Emotional Intelligence Awareness Month on October, 2022: Could I have some of your opinions or tips about emotionalsocial intelligence?
As an Amazon Associate I earn from qualifying purchases.
October, 2022 is Emotional Intelligence Awareness Month 2022. October is Emotional Intelligence Awareness Month :: Shoop ... Emotional Intelligence is
Well social wisdom is all in the ability to see things as others do. Empathy. Seek first to understand, then to be understood. You were right on about the criticizim. You have to really care about a person to tell them things they don't want to hear, but that are for their own good. But also keep in mind the older ppl get the more cowardly and lazy they get. Some ppl will just not want to "get into it" with you, or some will fear your anger or hurting your feelings.
But if you are having trouble connecting with ppl it is probably due to a lack of understanding of those ppl. Learn to be completely transparent in your speech. Tell ppl what you are feeling. It will unsettle some, but once ppl see that you are not trying to be an ass they will trust and like you much more.
Why do I cry over everything lately?
The neurons in the human brain are not “fully wired” until the early 20s. Self-control, judgment, emotional regulation, intelligence, consciousness, self-awareness, emotional maturity, and integration of auditory, visual, and tactile signal receptors are in the process of development during the teen years [Cornell University, University of Rochester, & the NYS Center for School Safety. (2002, May). Adolescent Brain Development. ACT for Youth Upstate Center of Excellence. Facts and Findings Research].
In addition, hormones surge during adolescence, while excitatory transmitters peak and inhibitory transmitters are reduced. In other words, there are physical reasons for teenagers to respond emotionally rather than rationally [Duntley, J. D., & Shackelford, T. K. (2008). Evolutionary forensic psychology: Darwinian foundations of crime and law. New York: Oxford University Press.]
Anyone with an extremely high IQ?
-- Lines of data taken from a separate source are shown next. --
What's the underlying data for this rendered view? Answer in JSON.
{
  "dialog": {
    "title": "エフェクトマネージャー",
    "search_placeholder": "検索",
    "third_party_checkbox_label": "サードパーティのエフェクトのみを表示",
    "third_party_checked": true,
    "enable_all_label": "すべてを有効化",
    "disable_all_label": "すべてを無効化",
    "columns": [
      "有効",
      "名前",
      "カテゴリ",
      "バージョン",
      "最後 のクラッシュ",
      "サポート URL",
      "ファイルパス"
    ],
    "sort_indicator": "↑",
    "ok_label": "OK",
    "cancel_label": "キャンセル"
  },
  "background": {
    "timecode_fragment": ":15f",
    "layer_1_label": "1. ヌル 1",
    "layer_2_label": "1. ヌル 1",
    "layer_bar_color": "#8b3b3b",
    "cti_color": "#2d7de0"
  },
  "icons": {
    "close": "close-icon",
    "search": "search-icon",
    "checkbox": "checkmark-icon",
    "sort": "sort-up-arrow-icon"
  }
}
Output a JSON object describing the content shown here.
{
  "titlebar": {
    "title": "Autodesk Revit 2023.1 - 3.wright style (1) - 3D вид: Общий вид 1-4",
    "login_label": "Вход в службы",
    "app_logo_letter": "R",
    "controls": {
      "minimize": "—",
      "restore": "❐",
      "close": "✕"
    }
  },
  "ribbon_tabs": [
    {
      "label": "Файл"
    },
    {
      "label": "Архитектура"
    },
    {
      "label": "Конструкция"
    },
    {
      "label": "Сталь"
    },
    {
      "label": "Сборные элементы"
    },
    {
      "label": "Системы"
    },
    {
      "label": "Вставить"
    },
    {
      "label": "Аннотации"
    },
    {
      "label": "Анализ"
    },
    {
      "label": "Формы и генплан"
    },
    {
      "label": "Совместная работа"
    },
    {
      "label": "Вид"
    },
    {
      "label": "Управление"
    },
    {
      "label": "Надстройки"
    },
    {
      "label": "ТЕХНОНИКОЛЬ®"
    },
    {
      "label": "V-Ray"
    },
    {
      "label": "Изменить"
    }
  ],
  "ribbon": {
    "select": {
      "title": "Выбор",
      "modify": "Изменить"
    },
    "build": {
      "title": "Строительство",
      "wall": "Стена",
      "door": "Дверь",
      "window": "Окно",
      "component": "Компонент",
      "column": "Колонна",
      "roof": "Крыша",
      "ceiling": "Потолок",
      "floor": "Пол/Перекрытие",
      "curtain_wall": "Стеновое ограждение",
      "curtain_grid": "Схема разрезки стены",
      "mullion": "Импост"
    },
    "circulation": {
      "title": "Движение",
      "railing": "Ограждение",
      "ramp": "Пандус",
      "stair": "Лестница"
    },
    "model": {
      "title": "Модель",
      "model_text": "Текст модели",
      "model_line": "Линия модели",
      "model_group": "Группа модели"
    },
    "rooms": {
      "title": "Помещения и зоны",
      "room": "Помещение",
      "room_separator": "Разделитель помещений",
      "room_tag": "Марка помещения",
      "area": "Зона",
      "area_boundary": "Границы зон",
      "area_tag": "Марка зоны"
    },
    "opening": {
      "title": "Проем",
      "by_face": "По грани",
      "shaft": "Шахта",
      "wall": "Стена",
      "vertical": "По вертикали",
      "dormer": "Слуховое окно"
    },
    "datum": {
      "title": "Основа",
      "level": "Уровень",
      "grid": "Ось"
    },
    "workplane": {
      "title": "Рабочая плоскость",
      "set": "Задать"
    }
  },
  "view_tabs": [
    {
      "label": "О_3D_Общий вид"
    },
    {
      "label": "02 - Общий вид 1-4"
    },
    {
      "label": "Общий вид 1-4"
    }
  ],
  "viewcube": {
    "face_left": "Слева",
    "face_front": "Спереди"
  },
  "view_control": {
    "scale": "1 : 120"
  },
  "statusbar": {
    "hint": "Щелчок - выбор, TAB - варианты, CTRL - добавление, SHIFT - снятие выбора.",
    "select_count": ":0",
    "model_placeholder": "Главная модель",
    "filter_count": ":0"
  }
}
Edit: I will give you the benefit of the doubt and assume you are more-or-less telling the truth because you show a tell-tale sign of being young and highly intelligent - a lack of self awareness in how you come across to others, or at least an apathy towards it. :)
OP: "I tried working on it but simply failed to care enough to go through with it (fully)."
2nd Edit: Well, then my first and most important bit of advice is don't give up on working on how you come across! :P It will hurt your ability to suceed. Look at it this way - it's your fault that the answers above and below me are garbage; it's because you didn't ask your question in an intelligent manner. You are coming across as egotistical - like you are trying too hard to show that you are smart and over-inflating your intelligence, so you got some hostile, non-productive answers in response.
A few things to keep in mind that may help you avoid sounding egotistical:
1.) Egotism stems in part from a lack of self-confidence. If you really are highly intelligent, be humbly confident in that fact and don't worry about trying to prove it to others.
2.) You didn't do anything special, nor do you deserve any credit for being intelligent - it's a gift and what you choose to do with it is all that matters.
3.) No one in life outside of possibly your parents will really care about your raw intelligence anyway - what people care about and will respond to is your emotional intelligence. See Tip #2, below.
Raw intelligence will never make you successful and if not properly managed, can do more harm than good. So three quick bits of advice:
1.) Your success depends on how well you manage and apply your strengths in life, not your raw intelligence. That is one of the reasons why there are highly intelligent people who are not successful at all and plenty of extremely successfully people who only have average intelligence. High intelligence tends to amplify both your strengths and your weaknesses. I recommend reading "Now, Discover Your Strengths" by Marcus Buckingham. As his book states - to reach your full potential, you must maximize your strengths while managing around your weaknesses.
2.) Emotional intelligence is equally (or more) important to your success in life. I also recommend reading Daniel Coleman's work, starting with "Emotional Intelligence: Why it can matter more than IQ". His ideas are founded on neuroscience, so being pre-med you should especially enjoy them.
3.) From personal experience, I find that communicating ideas can sometimes be a challenge. My thought process will sometimes make connections that others might not easily make. Since they are natural to me, when I communicate an idea I sometimes take one or more of those connections for granted and skip over it. This can result in others not following your line of thinking clearly. Therefore, when presenting ideas to others it is important to slow down and think through each connection step-by-step, making sure you don't skip any of the steps along the way.
* I am in no way affiliated with either of the authors recommended, just books that I have found very useful.